Super Food Sources of Iron

One of the most common nutritional deficiencies in the world is iron deficiency, particularly in technologically advanced countries. It is useful to know a little more about dietary iron and where to get it.

There are two forms of dietary iron. One is called heme iron and the other is called non-heme iron. Heme iron is easier for the body to digest and to use and it comes from animal sources. Non-heme iron isn’t as efficient and it comes from plants. In sufficient quantities, non-heme iron sources still supply iron to the body.

The following gallery is a follow-up of an article that explained a little more about iron deficiency. I thought it might be helpful to have something visual, showing the best sources of iron. This is mostly because people tend to be visual creatures and are more likely to remember something that is presented in picture form.

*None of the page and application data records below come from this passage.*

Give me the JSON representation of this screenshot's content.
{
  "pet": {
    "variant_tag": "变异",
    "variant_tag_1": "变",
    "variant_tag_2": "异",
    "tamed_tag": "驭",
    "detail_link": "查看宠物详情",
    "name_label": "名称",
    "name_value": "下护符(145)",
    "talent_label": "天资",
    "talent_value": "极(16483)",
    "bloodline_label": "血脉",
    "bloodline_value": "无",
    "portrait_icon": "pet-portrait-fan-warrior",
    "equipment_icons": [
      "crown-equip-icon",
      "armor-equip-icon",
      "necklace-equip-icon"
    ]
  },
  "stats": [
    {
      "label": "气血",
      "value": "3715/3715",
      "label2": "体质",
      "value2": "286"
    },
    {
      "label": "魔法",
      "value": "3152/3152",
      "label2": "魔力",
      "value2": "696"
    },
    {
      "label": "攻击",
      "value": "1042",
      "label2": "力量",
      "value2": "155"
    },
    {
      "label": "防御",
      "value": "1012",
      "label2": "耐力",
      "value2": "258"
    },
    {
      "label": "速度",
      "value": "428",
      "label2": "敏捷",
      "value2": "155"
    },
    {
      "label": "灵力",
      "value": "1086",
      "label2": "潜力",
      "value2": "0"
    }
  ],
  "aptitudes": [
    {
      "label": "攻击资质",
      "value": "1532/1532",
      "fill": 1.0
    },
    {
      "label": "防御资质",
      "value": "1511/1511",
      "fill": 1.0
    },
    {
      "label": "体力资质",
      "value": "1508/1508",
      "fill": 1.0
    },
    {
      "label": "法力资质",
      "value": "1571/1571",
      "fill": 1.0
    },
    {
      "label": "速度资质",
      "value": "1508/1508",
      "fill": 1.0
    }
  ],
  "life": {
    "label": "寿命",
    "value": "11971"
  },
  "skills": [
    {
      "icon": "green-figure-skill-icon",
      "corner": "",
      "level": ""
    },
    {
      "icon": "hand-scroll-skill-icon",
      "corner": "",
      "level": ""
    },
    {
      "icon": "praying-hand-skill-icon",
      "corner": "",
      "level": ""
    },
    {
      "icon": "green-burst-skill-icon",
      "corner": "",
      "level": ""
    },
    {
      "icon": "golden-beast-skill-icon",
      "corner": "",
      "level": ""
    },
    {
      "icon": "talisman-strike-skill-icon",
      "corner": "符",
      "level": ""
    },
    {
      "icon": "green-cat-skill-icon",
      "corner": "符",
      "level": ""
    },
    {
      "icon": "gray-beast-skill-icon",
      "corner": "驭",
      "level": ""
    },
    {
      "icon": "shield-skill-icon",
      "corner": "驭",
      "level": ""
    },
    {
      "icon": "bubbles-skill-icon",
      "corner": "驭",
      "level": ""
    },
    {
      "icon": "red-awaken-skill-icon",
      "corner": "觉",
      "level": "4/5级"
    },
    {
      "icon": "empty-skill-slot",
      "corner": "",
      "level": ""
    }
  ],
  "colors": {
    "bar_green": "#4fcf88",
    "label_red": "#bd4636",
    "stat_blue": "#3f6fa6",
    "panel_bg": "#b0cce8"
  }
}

Do you include these in your diet?

Cooked Beef

Cooked beef, venison, and elk are moderately high in heme iron. A 3-ounce portion contains over 2.1 mg. Venison and elk tend to be higher in iron than beef because they are leaner and don't contain as much fat as beef does.

  1. I do too, Tony. I’m quite fond of venison and elk. I didn’t mention it, but bear meat is exceptionally high in iron. In fact, people need to exercise care if they eat bear liver. It is so high in iron that they can actually overdose.


Spinach is added to the list mostly because it is well-known as being high in iron. Truth is that spinach isn't exceptionally high in iron as once thought. A cup of raw spinach has around 1 mg of iron and cooked spinach has somewhat less. However, spinach and Swiss chard, which is very similar in vitamin and mineral content, are both readily available in most locations. Besides, a list of high-iron foods would somehow not seem complete without including spinach.

All ten of these foods is high in iron, which most people don't get enough of in their diet. Which are your favorites?


What do you think?

Written by Rex Trulove